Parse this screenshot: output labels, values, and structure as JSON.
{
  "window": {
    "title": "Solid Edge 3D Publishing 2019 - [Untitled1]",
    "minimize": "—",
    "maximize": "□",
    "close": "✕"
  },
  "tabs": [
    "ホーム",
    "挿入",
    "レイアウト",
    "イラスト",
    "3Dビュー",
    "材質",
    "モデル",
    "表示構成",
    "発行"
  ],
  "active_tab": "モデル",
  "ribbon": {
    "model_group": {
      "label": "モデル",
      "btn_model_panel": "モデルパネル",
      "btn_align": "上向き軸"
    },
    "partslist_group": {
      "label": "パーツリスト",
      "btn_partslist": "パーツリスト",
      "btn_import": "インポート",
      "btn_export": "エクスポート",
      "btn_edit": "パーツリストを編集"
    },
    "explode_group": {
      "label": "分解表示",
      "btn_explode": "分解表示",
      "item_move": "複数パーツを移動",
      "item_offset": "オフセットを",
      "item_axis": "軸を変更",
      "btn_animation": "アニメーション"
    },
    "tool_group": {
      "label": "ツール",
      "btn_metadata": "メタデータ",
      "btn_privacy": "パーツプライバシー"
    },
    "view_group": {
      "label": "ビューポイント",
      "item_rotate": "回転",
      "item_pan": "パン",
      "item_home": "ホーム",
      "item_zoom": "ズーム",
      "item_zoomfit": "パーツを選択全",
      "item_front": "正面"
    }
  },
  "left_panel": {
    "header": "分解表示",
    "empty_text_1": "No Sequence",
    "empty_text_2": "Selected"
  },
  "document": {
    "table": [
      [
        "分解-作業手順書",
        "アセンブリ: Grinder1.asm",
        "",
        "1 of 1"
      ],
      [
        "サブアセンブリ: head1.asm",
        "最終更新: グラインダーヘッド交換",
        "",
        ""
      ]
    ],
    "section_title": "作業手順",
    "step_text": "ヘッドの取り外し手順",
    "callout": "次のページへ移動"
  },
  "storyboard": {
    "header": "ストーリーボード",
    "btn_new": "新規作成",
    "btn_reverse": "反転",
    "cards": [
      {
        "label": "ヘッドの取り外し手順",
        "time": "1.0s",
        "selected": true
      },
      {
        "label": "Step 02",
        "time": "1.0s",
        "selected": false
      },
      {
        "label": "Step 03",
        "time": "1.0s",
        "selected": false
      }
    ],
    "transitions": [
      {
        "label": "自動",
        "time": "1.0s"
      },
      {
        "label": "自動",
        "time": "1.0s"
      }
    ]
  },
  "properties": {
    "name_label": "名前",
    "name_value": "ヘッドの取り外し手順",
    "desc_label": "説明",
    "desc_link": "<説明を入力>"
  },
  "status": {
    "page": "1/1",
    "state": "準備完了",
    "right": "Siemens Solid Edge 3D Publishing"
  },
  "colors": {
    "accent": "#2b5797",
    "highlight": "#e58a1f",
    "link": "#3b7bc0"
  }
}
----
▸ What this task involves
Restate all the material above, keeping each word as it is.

▸ The answer
Parse this screenshot: output labels, values, and structure as JSON.
{
  "window": {
    "title": "Solid Edge 3D Publishing 2019 - [Untitled1]",
    "minimize": "—",
    "maximize": "□",
    "close": "✕"
  },
  "tabs": [
    "ホーム",
    "挿入",
    "レイアウト",
    "イラスト",
    "3Dビュー",
    "材質",
    "モデル",
    "表示構成",
    "発行"
  ],
  "active_tab": "モデル",
  "ribbon": {
    "model_group": {
      "label": "モデル",
      "btn_model_panel": "モデルパネル",
      "btn_align": "上向き軸"
    },
    "partslist_group": {
      "label": "パーツリスト",
      "btn_partslist": "パーツリスト",
      "btn_import": "インポート",
      "btn_export": "エクスポート",
      "btn_edit": "パーツリストを編集"
    },
    "explode_group": {
      "label": "分解表示",
      "btn_explode": "分解表示",
      "item_move": "複数パーツを移動",
      "item_offset": "オフセットを",
      "item_axis": "軸を変更",
      "btn_animation": "アニメーション"
    },
    "tool_group": {
      "label": "ツール",
      "btn_metadata": "メタデータ",
      "btn_privacy": "パーツプライバシー"
    },
    "view_group": {
      "label": "ビューポイント",
      "item_rotate": "回転",
      "item_pan": "パン",
      "item_home": "ホーム",
      "item_zoom": "ズーム",
      "item_zoomfit": "パーツを選択全",
      "item_front": "正面"
    }
  },
  "left_panel": {
    "header": "分解表示",
    "empty_text_1": "No Sequence",
    "empty_text_2": "Selected"
  },
  "document": {
    "table": [
      [
        "分解-作業手順書",
        "アセンブリ: Grinder1.asm",
        "",
        "1 of 1"
      ],
      [
        "サブアセンブリ: head1.asm",
        "最終更新: グラインダーヘッド交換",
        "",
        ""
      ]
    ],
    "section_title": "作業手順",
    "step_text": "ヘッドの取り外し手順",
    "callout": "次のページへ移動"
  },
  "storyboard": {
    "header": "ストーリーボード",
    "btn_new": "新規作成",
    "btn_reverse": "反転",
    "cards": [
      {
        "label": "ヘッドの取り外し手順",
        "time": "1.0s",
        "selected": true
      },
      {
        "label": "Step 02",
        "time": "1.0s",
        "selected": false
      },
      {
        "label": "Step 03",
        "time": "1.0s",
        "selected": false
      }
    ],
    "transitions": [
      {
        "label": "自動",
        "time": "1.0s"
      },
      {
        "label": "自動",
        "time": "1.0s"
      }
    ]
  },
  "properties": {
    "name_label": "名前",
    "name_value": "ヘッドの取り外し手順",
    "desc_label": "説明",
    "desc_link": "<説明を入力>"
  },
  "status": {
    "page": "1/1",
    "state": "準備完了",
    "right": "Siemens Solid Edge 3D Publishing"
  },
  "colors": {
    "accent": "#2b5797",
    "highlight": "#e58a1f",
    "link": "#3b7bc0"
  }
}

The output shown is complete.